“Christians in Lebanon are, politically, what is keeping the peace between Sunnis and Shiites,” said Paul Salem, the director of the Carnegie Middle East Center in Beirut.
Many Lebanese, regardless of their religious background, have welcomed the pope.
“The pope’s visit is to confirm that the Christian presence in the Middle East is important,” said Mustafa Dylani, a 55-year-old teacher who is Sunni. “He is using love as a weapon before a civil war starts between Christians and Muslims. Those who burn churches and make films about the prophet Muhammad are seeking to encourage this bloodshed.”
Like John Paul before him, Benedict released an Apostolic Exhortation on the occasion of his visit to Lebanon: Ecclesia in Medio Oriente (The Church in the Middle East). In it, he spoke of the impact of “two new realities”: the “opposing trends” of “secularization, with its occasionally extreme consequences,” and “a violent fundamentalism claiming to be based on religion.”
Both of these trends, Benedict believed, ran counter to (and could be countered by) what he termed “religious freedom” and “healthy secularity”:
There is a need to move beyond tolerance to religious freedom. Taking this step does not open the door to relativism, as some would maintain. It does not compromise belief, but rather calls for a reconsideration of the relationship between man, religion and God. It is not an attack on the “foundational truths” of belief, since, despite human and religious divergences, a ray of truth shines on all men and women.
We know very well that truth, apart from God, does not exist as an autonomous reality. If it did, it would be an idol. The truth cannot unfold except in an otherness open to God, who wishes to reveal his own otherness in and through my human brothers and sisters.
Hence it is not fitting to state in an exclusive way: “I possess the truth”. The truth is not possessed by anyone; it is always a gift which calls us to undertake a journey of ever closer assimilation to truth. Truth can only be known and experienced in freedom; for this reason we cannot impose truth on others; truth is disclosed only in an encounter of love. […]
A healthy secularity… frees religion from the encumbrance of politics, and allows politics to be enriched by the contribution of religion, while maintaining the necessary distance, clear distinction and indispensable collaboration between the two spheres.

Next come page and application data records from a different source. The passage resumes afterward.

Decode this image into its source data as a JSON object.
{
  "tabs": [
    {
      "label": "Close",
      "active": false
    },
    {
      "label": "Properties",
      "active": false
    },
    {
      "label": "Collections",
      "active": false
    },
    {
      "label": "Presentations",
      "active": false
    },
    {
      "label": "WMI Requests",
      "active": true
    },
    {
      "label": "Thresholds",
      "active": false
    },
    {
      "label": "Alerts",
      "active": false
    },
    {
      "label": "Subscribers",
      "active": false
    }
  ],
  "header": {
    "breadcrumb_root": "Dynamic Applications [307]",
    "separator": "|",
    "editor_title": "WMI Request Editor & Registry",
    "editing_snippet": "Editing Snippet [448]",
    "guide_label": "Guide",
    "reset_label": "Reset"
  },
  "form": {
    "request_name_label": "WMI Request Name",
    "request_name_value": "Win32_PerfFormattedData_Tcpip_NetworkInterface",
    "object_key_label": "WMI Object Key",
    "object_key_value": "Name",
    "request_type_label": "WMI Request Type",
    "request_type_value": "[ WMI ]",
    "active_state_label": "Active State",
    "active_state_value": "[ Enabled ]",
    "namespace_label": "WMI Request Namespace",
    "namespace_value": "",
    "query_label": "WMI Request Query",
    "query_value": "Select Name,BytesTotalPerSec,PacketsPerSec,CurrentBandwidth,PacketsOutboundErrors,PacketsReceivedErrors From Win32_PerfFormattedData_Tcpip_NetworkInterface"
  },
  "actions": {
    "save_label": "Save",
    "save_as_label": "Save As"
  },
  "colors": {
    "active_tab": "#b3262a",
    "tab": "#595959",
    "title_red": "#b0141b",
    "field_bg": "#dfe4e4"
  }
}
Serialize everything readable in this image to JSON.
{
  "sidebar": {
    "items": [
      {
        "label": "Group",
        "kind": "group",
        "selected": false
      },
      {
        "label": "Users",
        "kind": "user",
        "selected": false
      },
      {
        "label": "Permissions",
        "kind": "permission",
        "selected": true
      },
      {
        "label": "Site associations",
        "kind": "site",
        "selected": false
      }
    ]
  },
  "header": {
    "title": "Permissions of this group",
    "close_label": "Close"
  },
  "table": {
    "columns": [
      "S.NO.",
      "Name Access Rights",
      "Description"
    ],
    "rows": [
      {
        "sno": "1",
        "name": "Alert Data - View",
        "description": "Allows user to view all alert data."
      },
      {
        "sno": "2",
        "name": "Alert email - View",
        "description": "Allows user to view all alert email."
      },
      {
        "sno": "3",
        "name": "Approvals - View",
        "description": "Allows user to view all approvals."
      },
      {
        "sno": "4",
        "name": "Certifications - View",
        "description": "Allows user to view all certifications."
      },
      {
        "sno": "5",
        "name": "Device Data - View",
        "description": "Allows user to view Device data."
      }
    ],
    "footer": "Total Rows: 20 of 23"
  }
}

No society can develop in a healthy way without embodying a spirit of mutual respect between politics and religion, avoiding the constant temptation either to merge the two or to set them at odds.
The basis of a constructive relationship between politics and religion is, first and foremost, human nature – a sound understanding of man – and full respect for inalienable human rights.
A sense of this correct relationship should lead to the realization that relations between the spiritual (religious) and the temporal (political) spheres should be marked by a kind of unity in distinction, inasmuch as both are called, while remaining distinct, to cooperate harmoniously in the service of the common good. […]
The challenges raised by the relationship of politics and religion can be met patiently and courageously through a sound human and religious formation.
Constant emphasis needs to be put on the place of God in personal, family and civic life, and on the proper place of men and women in God’s plan.
Above all, greater prayer is required for this intention.